[Website and app data records]
============================================================
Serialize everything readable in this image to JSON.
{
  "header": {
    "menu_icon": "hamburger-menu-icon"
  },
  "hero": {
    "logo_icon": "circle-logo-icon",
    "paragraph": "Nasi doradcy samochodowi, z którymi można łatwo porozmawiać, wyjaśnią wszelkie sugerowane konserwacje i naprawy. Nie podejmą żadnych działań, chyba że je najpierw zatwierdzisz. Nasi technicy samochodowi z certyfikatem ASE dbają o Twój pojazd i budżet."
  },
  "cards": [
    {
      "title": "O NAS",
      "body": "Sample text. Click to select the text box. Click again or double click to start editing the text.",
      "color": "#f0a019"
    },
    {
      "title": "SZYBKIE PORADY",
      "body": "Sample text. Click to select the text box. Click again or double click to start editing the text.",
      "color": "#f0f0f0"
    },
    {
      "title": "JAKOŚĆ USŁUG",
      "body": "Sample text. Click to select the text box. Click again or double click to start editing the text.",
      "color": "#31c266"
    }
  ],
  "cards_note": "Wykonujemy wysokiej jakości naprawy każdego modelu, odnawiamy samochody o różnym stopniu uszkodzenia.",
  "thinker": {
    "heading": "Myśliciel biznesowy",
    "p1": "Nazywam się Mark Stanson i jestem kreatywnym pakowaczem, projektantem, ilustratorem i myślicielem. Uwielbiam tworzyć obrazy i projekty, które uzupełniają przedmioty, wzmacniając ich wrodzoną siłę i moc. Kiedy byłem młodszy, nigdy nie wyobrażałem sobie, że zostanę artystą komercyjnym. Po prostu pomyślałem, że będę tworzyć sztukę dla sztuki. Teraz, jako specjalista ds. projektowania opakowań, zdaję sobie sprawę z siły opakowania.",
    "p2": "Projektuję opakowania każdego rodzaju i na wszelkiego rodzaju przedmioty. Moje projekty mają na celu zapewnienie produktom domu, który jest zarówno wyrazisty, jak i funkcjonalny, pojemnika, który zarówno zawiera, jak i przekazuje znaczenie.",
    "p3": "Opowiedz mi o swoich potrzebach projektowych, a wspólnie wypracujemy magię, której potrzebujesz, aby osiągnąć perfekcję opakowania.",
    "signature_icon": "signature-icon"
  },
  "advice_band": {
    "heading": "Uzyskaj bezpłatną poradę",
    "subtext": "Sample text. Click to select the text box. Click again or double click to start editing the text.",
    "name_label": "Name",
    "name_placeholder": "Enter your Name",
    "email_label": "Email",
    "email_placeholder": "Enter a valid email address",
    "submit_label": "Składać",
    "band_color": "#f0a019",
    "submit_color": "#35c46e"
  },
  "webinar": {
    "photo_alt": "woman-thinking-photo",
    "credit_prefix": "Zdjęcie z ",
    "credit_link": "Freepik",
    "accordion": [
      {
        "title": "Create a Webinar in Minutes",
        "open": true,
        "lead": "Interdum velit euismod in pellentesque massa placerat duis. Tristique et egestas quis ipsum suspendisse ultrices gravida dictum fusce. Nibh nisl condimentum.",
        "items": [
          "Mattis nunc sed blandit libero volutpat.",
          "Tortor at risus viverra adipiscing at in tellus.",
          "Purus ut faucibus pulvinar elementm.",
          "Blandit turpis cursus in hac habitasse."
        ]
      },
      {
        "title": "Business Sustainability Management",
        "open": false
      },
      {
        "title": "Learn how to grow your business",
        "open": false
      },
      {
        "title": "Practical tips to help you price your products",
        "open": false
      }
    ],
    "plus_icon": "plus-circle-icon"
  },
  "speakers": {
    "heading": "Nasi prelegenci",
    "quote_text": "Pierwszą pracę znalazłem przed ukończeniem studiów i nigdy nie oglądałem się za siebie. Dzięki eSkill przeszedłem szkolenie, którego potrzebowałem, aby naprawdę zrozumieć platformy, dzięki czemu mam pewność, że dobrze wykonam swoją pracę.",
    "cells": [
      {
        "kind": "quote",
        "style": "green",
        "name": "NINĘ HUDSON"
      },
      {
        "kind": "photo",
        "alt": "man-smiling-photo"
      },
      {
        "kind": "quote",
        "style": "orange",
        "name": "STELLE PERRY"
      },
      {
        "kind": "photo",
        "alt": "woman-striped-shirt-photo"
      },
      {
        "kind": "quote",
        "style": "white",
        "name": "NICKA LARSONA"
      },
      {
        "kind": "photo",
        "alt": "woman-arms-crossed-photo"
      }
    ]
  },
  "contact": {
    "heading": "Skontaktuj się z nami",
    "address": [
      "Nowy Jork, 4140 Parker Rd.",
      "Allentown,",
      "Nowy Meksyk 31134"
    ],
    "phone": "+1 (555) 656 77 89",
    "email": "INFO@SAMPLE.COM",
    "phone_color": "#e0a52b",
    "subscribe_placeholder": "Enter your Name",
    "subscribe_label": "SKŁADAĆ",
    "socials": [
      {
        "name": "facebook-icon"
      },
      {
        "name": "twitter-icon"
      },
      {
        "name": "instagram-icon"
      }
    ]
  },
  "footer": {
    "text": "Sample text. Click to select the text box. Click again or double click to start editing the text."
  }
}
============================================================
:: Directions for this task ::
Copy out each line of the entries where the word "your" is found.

:: Answer to this task ::
    "name_placeholder": "Enter your Name",
        "title": "Learn how to grow your business",
        "title": "Practical tips to help you price your products",
    "subscribe_placeholder": "Enter your Name",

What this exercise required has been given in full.